**Problem to work on:**
Word for word, repeat all the entries below, but without the pictures.

╭─ Source data

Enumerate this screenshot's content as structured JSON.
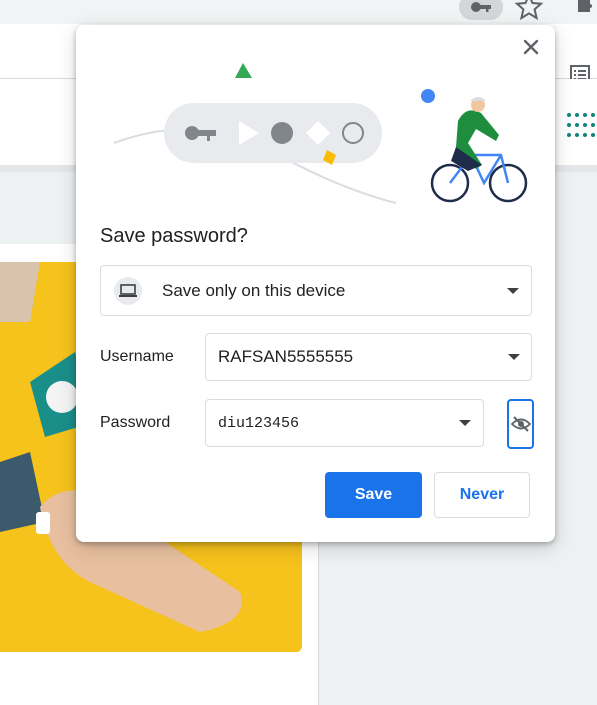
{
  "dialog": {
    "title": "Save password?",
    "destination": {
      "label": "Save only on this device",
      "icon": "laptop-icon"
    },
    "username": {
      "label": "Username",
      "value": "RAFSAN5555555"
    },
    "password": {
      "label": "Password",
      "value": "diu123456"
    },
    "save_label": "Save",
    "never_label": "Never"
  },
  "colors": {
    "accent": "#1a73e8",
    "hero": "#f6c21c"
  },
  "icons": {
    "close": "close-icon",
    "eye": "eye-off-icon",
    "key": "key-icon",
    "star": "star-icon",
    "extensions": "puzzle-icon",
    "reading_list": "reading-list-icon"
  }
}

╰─

**Exercise response:**
Enumerate this screenshot's content as structured JSON.
{
  "dialog": {
    "title": "Save password?",
    "destination": {
      "label": "Save only on this device",
      "icon": "laptop-icon"
    },
    "username": {
      "label": "Username",
      "value": "RAFSAN5555555"
    },
    "password": {
      "label": "Password",
      "value": "diu123456"
    },
    "save_label": "Save",
    "never_label": "Never"
  },
  "colors": {
    "accent": "#1a73e8",
    "hero": "#f6c21c"
  },
  "icons": {
    "close": "close-icon",
    "eye": "eye-off-icon",
    "key": "key-icon",
    "star": "star-icon",
    "extensions": "puzzle-icon",
    "reading_list": "reading-list-icon"
  }
}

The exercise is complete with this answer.